Many phthalates can affect the development of the unborn child and they can also affect the ability of women and men to have children. Research has shown how several phthalates interact with the steroid hormonal system, and based on their chemical structure most phthalates are likely to have similar effects.
Many phthalates are very toxic to aquatic life, and several of them also cause long-lasting effects.
Function and use
Phthalates are commonly added as plasticisers to hard plastics to make the material soft, increase flexibility, prevent cracking and facilitate moulding by lowering its melting temperature.
Phthalates are not chemically bound to the material and can therefore easily be leached out. Phthalates may also function as carriers in cosmetic products.
Areas of application
Phthalates are primarily used in PVC plastic but are also used in rubber. The content of phthalates may be up to 40% of the finished product. The largest amounts of phthalates are found in products for flooring, wallpapers, electricity cables and foil.
Other uses are in tarpaulins, artificial leather commonly used in car parts and furniture for example, plastic-coated fabrics such as rain gear and shoes, and in plastic toys.
Phthalates may also be added to various types of paints and adhesives as plasticisers for binders. Phthalates may also be included in perfumes and skin creams.
Legislation around the world, including in the EU and the USA, restricts the use of certain phthalates in clothing, footwear and accessories. Leading clothing and footwear brands have banned the use of phthalates in the production of their products.
A number of phthalates are listed on both the REACH Candidate List, in Annex XVII, in CoRAP as well as in the RoHS directive.
More information about phthalates and how to replace them can be found in our report: Replacing Phthalates.
The most efficient way to phase out the use of phthalates would be to use materials that do not need plasticisers. Plastics such as PP and PE have a softer character.
Many alternative plasticisers are available on the market, of which several have been identified as safer alternatives by some authorities.
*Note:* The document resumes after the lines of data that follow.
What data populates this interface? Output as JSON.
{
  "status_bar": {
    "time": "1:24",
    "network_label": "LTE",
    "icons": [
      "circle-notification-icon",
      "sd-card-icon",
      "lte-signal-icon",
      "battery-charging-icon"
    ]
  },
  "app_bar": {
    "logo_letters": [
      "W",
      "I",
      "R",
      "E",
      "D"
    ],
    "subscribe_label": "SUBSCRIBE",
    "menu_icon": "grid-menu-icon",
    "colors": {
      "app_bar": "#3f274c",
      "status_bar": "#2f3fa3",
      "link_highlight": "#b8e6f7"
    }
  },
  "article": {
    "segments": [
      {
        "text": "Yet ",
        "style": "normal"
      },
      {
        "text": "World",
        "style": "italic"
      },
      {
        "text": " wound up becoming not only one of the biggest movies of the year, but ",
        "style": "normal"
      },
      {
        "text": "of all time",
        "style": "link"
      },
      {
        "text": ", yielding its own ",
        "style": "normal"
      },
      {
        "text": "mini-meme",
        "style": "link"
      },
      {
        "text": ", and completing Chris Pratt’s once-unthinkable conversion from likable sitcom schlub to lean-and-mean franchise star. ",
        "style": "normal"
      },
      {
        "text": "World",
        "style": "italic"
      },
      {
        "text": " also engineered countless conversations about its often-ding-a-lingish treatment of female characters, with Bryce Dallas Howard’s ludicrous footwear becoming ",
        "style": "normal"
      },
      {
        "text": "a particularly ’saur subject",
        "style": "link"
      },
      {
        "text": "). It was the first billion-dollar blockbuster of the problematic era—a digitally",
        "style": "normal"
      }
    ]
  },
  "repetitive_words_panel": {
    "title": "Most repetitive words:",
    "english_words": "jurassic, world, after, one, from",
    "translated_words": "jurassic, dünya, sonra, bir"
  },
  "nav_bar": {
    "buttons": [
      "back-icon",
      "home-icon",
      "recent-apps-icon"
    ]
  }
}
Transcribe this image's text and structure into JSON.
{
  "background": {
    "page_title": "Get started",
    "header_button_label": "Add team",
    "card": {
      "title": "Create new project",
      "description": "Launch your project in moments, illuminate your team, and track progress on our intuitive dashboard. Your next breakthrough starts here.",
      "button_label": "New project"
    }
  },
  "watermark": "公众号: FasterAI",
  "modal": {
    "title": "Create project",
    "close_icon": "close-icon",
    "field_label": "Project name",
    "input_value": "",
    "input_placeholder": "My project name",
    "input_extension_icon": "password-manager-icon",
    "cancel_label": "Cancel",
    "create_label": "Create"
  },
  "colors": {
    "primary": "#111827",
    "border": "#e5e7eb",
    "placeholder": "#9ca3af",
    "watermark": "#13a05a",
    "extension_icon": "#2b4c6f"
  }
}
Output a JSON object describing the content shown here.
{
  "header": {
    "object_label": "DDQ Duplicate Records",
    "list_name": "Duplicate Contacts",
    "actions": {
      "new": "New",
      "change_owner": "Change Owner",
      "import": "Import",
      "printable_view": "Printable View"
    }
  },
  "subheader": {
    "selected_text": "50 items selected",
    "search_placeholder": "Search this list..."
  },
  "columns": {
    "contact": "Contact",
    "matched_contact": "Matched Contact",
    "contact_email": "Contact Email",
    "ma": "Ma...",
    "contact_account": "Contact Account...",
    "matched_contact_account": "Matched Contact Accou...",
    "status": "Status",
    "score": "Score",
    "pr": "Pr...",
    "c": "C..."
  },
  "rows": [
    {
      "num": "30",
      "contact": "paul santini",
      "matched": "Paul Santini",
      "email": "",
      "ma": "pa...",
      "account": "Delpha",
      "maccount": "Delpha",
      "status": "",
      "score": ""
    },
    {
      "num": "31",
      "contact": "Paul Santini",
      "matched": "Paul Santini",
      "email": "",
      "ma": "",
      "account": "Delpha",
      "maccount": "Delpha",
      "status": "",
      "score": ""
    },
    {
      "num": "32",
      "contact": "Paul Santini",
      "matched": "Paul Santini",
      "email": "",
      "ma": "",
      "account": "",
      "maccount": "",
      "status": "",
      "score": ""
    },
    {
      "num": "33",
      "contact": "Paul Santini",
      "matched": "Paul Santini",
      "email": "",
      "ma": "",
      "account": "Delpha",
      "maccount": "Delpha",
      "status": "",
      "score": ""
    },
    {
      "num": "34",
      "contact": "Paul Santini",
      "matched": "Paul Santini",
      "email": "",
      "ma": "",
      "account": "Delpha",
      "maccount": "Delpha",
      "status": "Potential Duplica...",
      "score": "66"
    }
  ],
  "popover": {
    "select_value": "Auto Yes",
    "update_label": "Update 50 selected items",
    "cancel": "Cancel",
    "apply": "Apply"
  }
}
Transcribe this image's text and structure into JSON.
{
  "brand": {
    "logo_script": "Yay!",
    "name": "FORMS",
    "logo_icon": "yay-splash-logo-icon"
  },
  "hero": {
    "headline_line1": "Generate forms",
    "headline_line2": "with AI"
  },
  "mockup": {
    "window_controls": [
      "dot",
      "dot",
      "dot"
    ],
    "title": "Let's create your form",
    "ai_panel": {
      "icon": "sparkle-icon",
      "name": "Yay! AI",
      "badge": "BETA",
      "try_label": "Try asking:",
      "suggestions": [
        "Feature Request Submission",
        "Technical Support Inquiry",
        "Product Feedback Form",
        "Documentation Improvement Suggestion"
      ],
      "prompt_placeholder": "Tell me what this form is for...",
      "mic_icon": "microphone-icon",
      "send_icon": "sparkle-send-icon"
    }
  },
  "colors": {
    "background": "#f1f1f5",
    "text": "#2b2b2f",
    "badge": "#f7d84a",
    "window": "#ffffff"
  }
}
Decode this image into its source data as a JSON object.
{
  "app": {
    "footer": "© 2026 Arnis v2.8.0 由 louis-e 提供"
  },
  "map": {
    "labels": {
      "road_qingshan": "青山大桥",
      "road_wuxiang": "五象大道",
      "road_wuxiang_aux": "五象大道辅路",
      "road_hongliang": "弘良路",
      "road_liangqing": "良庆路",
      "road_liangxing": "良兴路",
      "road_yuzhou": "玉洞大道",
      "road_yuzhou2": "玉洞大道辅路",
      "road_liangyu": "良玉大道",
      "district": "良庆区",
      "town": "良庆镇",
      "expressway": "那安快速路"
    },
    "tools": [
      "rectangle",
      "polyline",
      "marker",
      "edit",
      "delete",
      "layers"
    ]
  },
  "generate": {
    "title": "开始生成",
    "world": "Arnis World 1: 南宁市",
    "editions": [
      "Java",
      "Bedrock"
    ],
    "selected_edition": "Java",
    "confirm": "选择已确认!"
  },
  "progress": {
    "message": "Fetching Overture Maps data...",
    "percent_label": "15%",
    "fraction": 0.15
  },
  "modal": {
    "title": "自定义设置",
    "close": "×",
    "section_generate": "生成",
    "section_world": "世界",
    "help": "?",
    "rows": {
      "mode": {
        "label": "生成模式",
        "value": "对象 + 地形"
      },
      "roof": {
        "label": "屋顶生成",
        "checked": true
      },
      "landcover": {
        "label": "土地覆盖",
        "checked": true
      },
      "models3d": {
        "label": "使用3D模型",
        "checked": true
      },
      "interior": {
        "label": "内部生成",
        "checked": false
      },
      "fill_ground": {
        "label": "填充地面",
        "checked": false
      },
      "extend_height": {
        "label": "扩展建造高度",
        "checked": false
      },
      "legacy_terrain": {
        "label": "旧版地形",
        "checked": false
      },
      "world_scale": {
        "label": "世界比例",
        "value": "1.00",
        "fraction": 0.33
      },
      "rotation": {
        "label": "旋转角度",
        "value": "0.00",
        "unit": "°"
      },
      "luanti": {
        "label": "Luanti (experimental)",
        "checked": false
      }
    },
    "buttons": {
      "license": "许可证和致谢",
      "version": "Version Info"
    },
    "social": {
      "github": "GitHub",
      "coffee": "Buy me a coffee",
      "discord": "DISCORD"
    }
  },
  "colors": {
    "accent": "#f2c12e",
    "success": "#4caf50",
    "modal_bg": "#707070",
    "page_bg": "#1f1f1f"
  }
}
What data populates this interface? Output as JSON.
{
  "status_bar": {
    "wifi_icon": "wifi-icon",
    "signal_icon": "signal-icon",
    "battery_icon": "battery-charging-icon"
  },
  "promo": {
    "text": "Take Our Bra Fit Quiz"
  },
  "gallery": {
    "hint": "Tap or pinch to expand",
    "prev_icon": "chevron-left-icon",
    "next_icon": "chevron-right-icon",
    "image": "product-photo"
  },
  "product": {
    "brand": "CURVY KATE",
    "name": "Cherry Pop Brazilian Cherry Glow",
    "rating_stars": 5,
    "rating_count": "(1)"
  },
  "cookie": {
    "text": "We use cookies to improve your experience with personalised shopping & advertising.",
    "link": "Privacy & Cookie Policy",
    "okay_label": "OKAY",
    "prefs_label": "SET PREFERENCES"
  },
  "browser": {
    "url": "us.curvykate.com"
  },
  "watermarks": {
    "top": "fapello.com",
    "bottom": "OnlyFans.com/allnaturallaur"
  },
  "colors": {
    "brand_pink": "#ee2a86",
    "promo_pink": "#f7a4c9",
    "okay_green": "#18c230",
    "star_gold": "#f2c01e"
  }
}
For example: Pevalen from Perstorp, Proviplast from Proviron, OXSOFT from Oxea and other alternatives from Mampta Polycoat and NayaKem.
Other possible replacements include:
Acetyl tributyl citrate (ATBC)
Tri-n-butyl citrate (TBC)
Di(ethylhexyl) adipate (DEHA)
Dioctyl adipate (DOA)
Bis(2-ethylhexyl) terephthalate (DEHT/DOTP)
Dioctyl sebacate (DIDS)
Trioctyl trimetallitate (TOTM)
Trimethyl pentanyl diisobutyrate (TXIB)
Epoxy fatty acid methyl ester
There is ongoing research based on mixtures of benzoate esters, esters of bio-based 2,5-bis(hydroxymethyl)furan (BHMF) which have been protected with patents.
See below for some safer alternatives on TCO’s Certified Accepted Substance List, including possible phthalate replacements:
Bisphenol A diphosphate
Bis(2-propylheptyl) phthalate (DPHP)
Diisononyl adipate (DINA)
Dimethyl phthalate (DMP)
Epoxidised soya bean oil (ESBO)
White mineral oil